One of my most admired old bosses, a government agency leader, had a saying.
“’Sometime next week’ is not a deadline! Be specific! What day and time will you have an answer for me?”
The point was: vague promises and timelines aren't acceptable.
Vague Promises of Better Experiences: Not Cool
The U.S. Government Accountability Office made the same point recently with a new report that examined how the Internal Revenue Service (IRS) measures its performance toward a publicly stated commitment to improving the experiences of the agency’s customers.
“Top-quality service” and improved taxpayer experiences are part of the agency’s mission. But what does that mean, specifically?
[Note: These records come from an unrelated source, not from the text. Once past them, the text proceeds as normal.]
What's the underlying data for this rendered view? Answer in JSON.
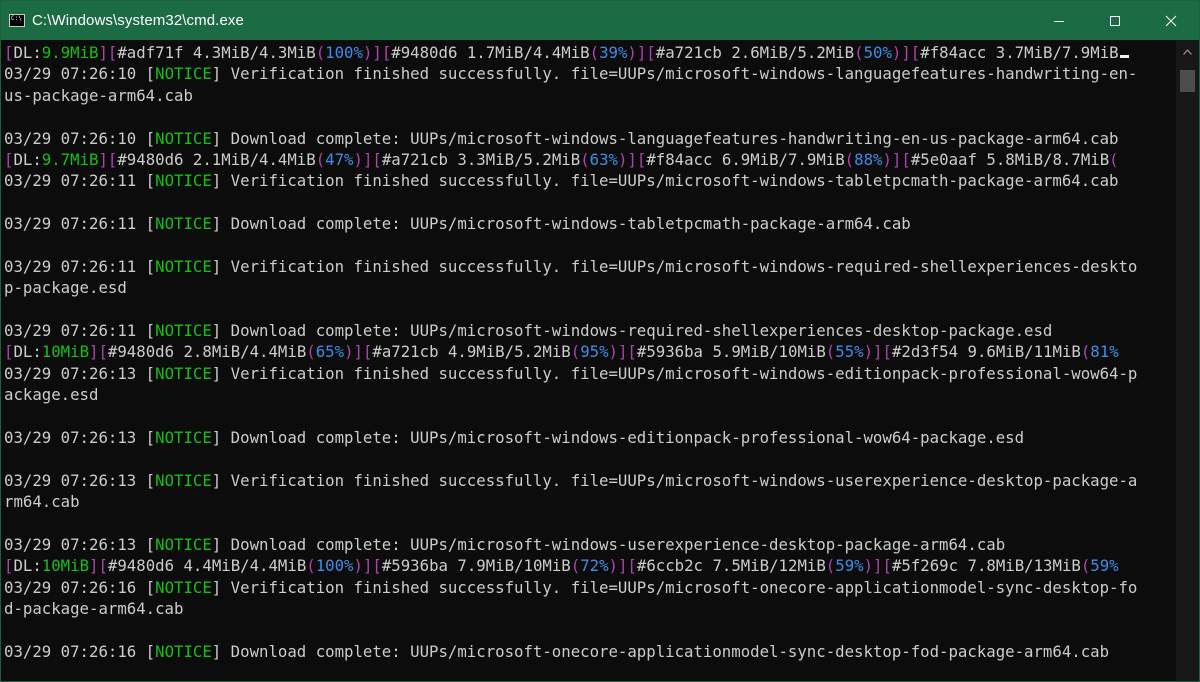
{
  "window": {
    "title": "C:\\Windows\\system32\\cmd.exe",
    "controls": {
      "minimize": "minimize-icon",
      "maximize": "maximize-icon",
      "close": "close-icon"
    }
  },
  "console": {
    "lines": [
      [
        {
          "t": "[",
          "c": "m"
        },
        {
          "t": "DL:",
          "c": "w"
        },
        {
          "t": "9.9MiB",
          "c": "g"
        },
        {
          "t": "][",
          "c": "m"
        },
        {
          "t": "#adf71f 4.3MiB/4.3MiB",
          "c": "w"
        },
        {
          "t": "(",
          "c": "m"
        },
        {
          "t": "100%",
          "c": "b"
        },
        {
          "t": ")][",
          "c": "m"
        },
        {
          "t": "#9480d6 1.7MiB/4.4MiB",
          "c": "w"
        },
        {
          "t": "(",
          "c": "m"
        },
        {
          "t": "39%",
          "c": "b"
        },
        {
          "t": ")][",
          "c": "m"
        },
        {
          "t": "#a721cb 2.6MiB/5.2MiB",
          "c": "w"
        },
        {
          "t": "(",
          "c": "m"
        },
        {
          "t": "50%",
          "c": "b"
        },
        {
          "t": ")][",
          "c": "m"
        },
        {
          "t": "#f84acc 3.7MiB/7.9MiB",
          "c": "w"
        },
        {
          "t": "",
          "c": "cursor"
        }
      ],
      [
        {
          "t": "03/29 07:26:10 [",
          "c": "w"
        },
        {
          "t": "NOTICE",
          "c": "g"
        },
        {
          "t": "] Verification finished successfully. file=UUPs/microsoft-windows-languagefeatures-handwriting-en-",
          "c": "w"
        }
      ],
      [
        {
          "t": "us-package-arm64.cab",
          "c": "w"
        }
      ],
      [],
      [
        {
          "t": "03/29 07:26:10 [",
          "c": "w"
        },
        {
          "t": "NOTICE",
          "c": "g"
        },
        {
          "t": "] Download complete: UUPs/microsoft-windows-languagefeatures-handwriting-en-us-package-arm64.cab",
          "c": "w"
        }
      ],
      [
        {
          "t": "[",
          "c": "m"
        },
        {
          "t": "DL:",
          "c": "w"
        },
        {
          "t": "9.7MiB",
          "c": "g"
        },
        {
          "t": "][",
          "c": "m"
        },
        {
          "t": "#9480d6 2.1MiB/4.4MiB",
          "c": "w"
        },
        {
          "t": "(",
          "c": "m"
        },
        {
          "t": "47%",
          "c": "b"
        },
        {
          "t": ")][",
          "c": "m"
        },
        {
          "t": "#a721cb 3.3MiB/5.2MiB",
          "c": "w"
        },
        {
          "t": "(",
          "c": "m"
        },
        {
          "t": "63%",
          "c": "b"
        },
        {
          "t": ")][",
          "c": "m"
        },
        {
          "t": "#f84acc 6.9MiB/7.9MiB",
          "c": "w"
        },
        {
          "t": "(",
          "c": "m"
        },
        {
          "t": "88%",
          "c": "b"
        },
        {
          "t": ")][",
          "c": "m"
        },
        {
          "t": "#5e0aaf 5.8MiB/8.7MiB",
          "c": "w"
        },
        {
          "t": "(",
          "c": "m"
        }
      ],
      [
        {
          "t": "03/29 07:26:11 [",
          "c": "w"
        },
        {
          "t": "NOTICE",
          "c": "g"
        },
        {
          "t": "] Verification finished successfully. file=UUPs/microsoft-windows-tabletpcmath-package-arm64.cab",
          "c": "w"
        }
      ],
      [],
      [
        {
          "t": "03/29 07:26:11 [",
          "c": "w"
        },
        {
          "t": "NOTICE",
          "c": "g"
        },
        {
          "t": "] Download complete: UUPs/microsoft-windows-tabletpcmath-package-arm64.cab",
          "c": "w"
        }
      ],
      [],
      [
        {
          "t": "03/29 07:26:11 [",
          "c": "w"
        },
        {
          "t": "NOTICE",
          "c": "g"
        },
        {
          "t": "] Verification finished successfully. file=UUPs/microsoft-windows-required-shellexperiences-deskto",
          "c": "w"
        }
      ],
      [
        {
          "t": "p-package.esd",
          "c": "w"
        }
      ],
      [],
      [
        {
          "t": "03/29 07:26:11 [",
          "c": "w"
        },
        {
          "t": "NOTICE",
          "c": "g"
        },
        {
          "t": "] Download complete: UUPs/microsoft-windows-required-shellexperiences-desktop-package.esd",
          "c": "w"
        }
      ],
      [
        {
          "t": "[",
          "c": "m"
        },
        {
          "t": "DL:",
          "c": "w"
        },
        {
          "t": "10MiB",
          "c": "g"
        },
        {
          "t": "][",
          "c": "m"
        },
        {
          "t": "#9480d6 2.8MiB/4.4MiB",
          "c": "w"
        },
        {
          "t": "(",
          "c": "m"
        },
        {
          "t": "65%",
          "c": "b"
        },
        {
          "t": ")][",
          "c": "m"
        },
        {
          "t": "#a721cb 4.9MiB/5.2MiB",
          "c": "w"
        },
        {
          "t": "(",
          "c": "m"
        },
        {
          "t": "95%",
          "c": "b"
        },
        {
          "t": ")][",
          "c": "m"
        },
        {
          "t": "#5936ba 5.9MiB/10MiB",
          "c": "w"
        },
        {
          "t": "(",
          "c": "m"
        },
        {
          "t": "55%",
          "c": "b"
        },
        {
          "t": ")][",
          "c": "m"
        },
        {
          "t": "#2d3f54 9.6MiB/11MiB",
          "c": "w"
        },
        {
          "t": "(",
          "c": "m"
        },
        {
          "t": "81%",
          "c": "b"
        }
      ],
      [
        {
          "t": "03/29 07:26:13 [",
          "c": "w"
        },
        {
          "t": "NOTICE",
          "c": "g"
        },
        {
          "t": "] Verification finished successfully. file=UUPs/microsoft-windows-editionpack-professional-wow64-p",
          "c": "w"
        }
      ],
      [
        {
          "t": "ackage.esd",
          "c": "w"
        }
      ],
      [],
      [
        {
          "t": "03/29 07:26:13 [",
          "c": "w"
        },
        {
          "t": "NOTICE",
          "c": "g"
        },
        {
          "t": "] Download complete: UUPs/microsoft-windows-editionpack-professional-wow64-package.esd",
          "c": "w"
        }
      ],
      [],
      [
        {
          "t": "03/29 07:26:13 [",
          "c": "w"
        },
        {
          "t": "NOTICE",
          "c": "g"
        },
        {
          "t": "] Verification finished successfully. file=UUPs/microsoft-windows-userexperience-desktop-package-a",
          "c": "w"
        }
      ],
      [
        {
          "t": "rm64.cab",
          "c": "w"
        }
      ],
      [],
      [
        {
          "t": "03/29 07:26:13 [",
          "c": "w"
        },
        {
          "t": "NOTICE",
          "c": "g"
        },
        {
          "t": "] Download complete: UUPs/microsoft-windows-userexperience-desktop-package-arm64.cab",
          "c": "w"
        }
      ],
      [
        {
          "t": "[",
          "c": "m"
        },
        {
          "t": "DL:",
          "c": "w"
        },
        {
          "t": "10MiB",
          "c": "g"
        },
        {
          "t": "][",
          "c": "m"
        },
        {
          "t": "#9480d6 4.4MiB/4.4MiB",
          "c": "w"
        },
        {
          "t": "(",
          "c": "m"
        },
        {
          "t": "100%",
          "c": "b"
        },
        {
          "t": ")][",
          "c": "m"
        },
        {
          "t": "#5936ba 7.9MiB/10MiB",
          "c": "w"
        },
        {
          "t": "(",
          "c": "m"
        },
        {
          "t": "72%",
          "c": "b"
        },
        {
          "t": ")][",
          "c": "m"
        },
        {
          "t": "#6ccb2c 7.5MiB/12MiB",
          "c": "w"
        },
        {
          "t": "(",
          "c": "m"
        },
        {
          "t": "59%",
          "c": "b"
        },
        {
          "t": ")][",
          "c": "m"
        },
        {
          "t": "#5f269c 7.8MiB/13MiB",
          "c": "w"
        },
        {
          "t": "(",
          "c": "m"
        },
        {
          "t": "59%",
          "c": "b"
        }
      ],
      [
        {
          "t": "03/29 07:26:16 [",
          "c": "w"
        },
        {
          "t": "NOTICE",
          "c": "g"
        },
        {
          "t": "] Verification finished successfully. file=UUPs/microsoft-onecore-applicationmodel-sync-desktop-fo",
          "c": "w"
        }
      ],
      [
        {
          "t": "d-package-arm64.cab",
          "c": "w"
        }
      ],
      [],
      [
        {
          "t": "03/29 07:26:16 [",
          "c": "w"
        },
        {
          "t": "NOTICE",
          "c": "g"
        },
        {
          "t": "] Download complete: UUPs/microsoft-onecore-applicationmodel-sync-desktop-fod-package-arm64.cab",
          "c": "w"
        }
      ]
    ]
  },
  "colors": {
    "titlebar": "#1b6b45",
    "background": "#0c0c0c",
    "text": "#cccccc",
    "notice": "#13c013",
    "bracket": "#b042b0",
    "percent": "#3b8eea"
  }
}
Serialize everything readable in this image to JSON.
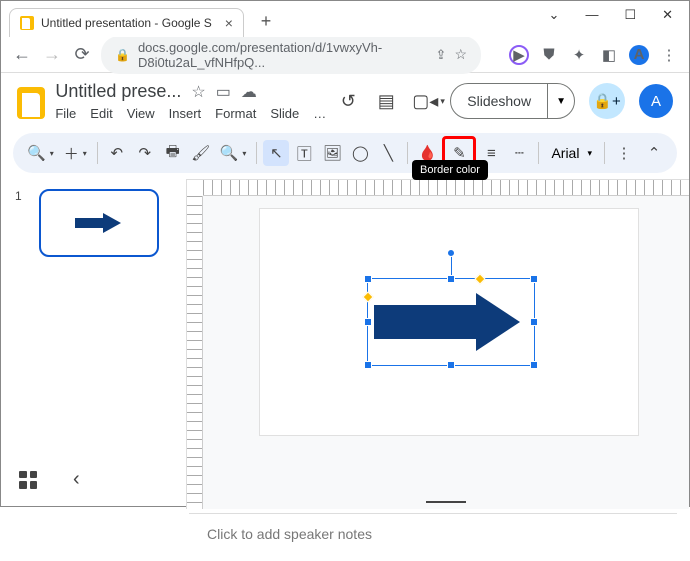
{
  "browser": {
    "tab_title": "Untitled presentation - Google S",
    "url": "docs.google.com/presentation/d/1vwxyVh-D8i0tu2aL_vfNHfpQ...",
    "avatar_letter": "A"
  },
  "header": {
    "doc_title": "Untitled prese...",
    "menu": [
      "File",
      "Edit",
      "View",
      "Insert",
      "Format",
      "Slide",
      "…"
    ],
    "slideshow_label": "Slideshow",
    "avatar_letter": "A"
  },
  "toolbar": {
    "font": "Arial",
    "tooltip": "Border color"
  },
  "sidepanel": {
    "slide_number": "1"
  },
  "notes": {
    "placeholder": "Click to add speaker notes"
  }
}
According to the GAO’s report, the IRS needs specificity with quantifiable metrics, around what customer experience improvement looks like. The report suggests the IRS should aim for reduced customer telephone hold times, for example, as a measure of customer experience improvement success. The agency also needs to specify the performance ratings they hope to earn from customers who provide feedback on the agency’s high-volume services.
The point is, without specificity and metrics, how will you know if you have delivered on a promise to improve experiences?
A Familiar Refrain
The GAO’s most recent report on the IRS is not the first time a federal agency has been called out for being too vague in its customer experience improvement promises.
In 2014, GAO issued a report on five agencies, saying each needed to better articulate quantifiable, measurable customer experience improvement targets. Without standards and targets, the report said, agencies cannot effectively communicate to employees or customers what they are aiming for or measure their progress.
“… A fundamental element in an organization’s efforts to manage for results is its ability to set meaningful goals for performance and to measure progress toward those goals.”
U.S. Government Accountability Office, 2014
Then, in 2016, the GAO reported on the Indian Health Service’s (IHS) lack of specificity around a strategic goal to provide customers with “timely” access to care. IHS had not set operational standards for what "timely" meant. Without measurable a customer experience standard in place, IHS could neither manage customer expectations nor claim they had met their timeliness pledge.
Inspectors General Play Here, Too
The GAO isn’t the only watchdog calling for agencies' specificity surrounding customer experience metrics and goals. Inspectors General are at the government CX party, too.
For example, the Social Security Administration has a policy to process veterans’ disability claims “expeditiously.” However, the agency never defined if “expeditious” means veterans should expect to wait 1 day or 300 days. The SSA IG called them on the lack of specificity in July 2019.
The Key Takeaway
The key takeaway from the continually growing repository of past oversight body reports on customer experience measures and metrics: if you publicly tout plans and promises to improve the experiences of your agency’s customers, then you need to set and state some specific, measurable, quantifiable performance targets. Then, you need to report your progress toward those goals.
It's about accountability and tracking progress toward those public promises that are usually stated in agency strategic plans, which are another public government artifact.
The GAO's recommendations for specificity make sense for the field and practice of customer experience as a discipline, especially in government. Without specific, quantifiable standards, targets, and performance checks, how will you know if you have made progress toward the promise of customer experience improvement?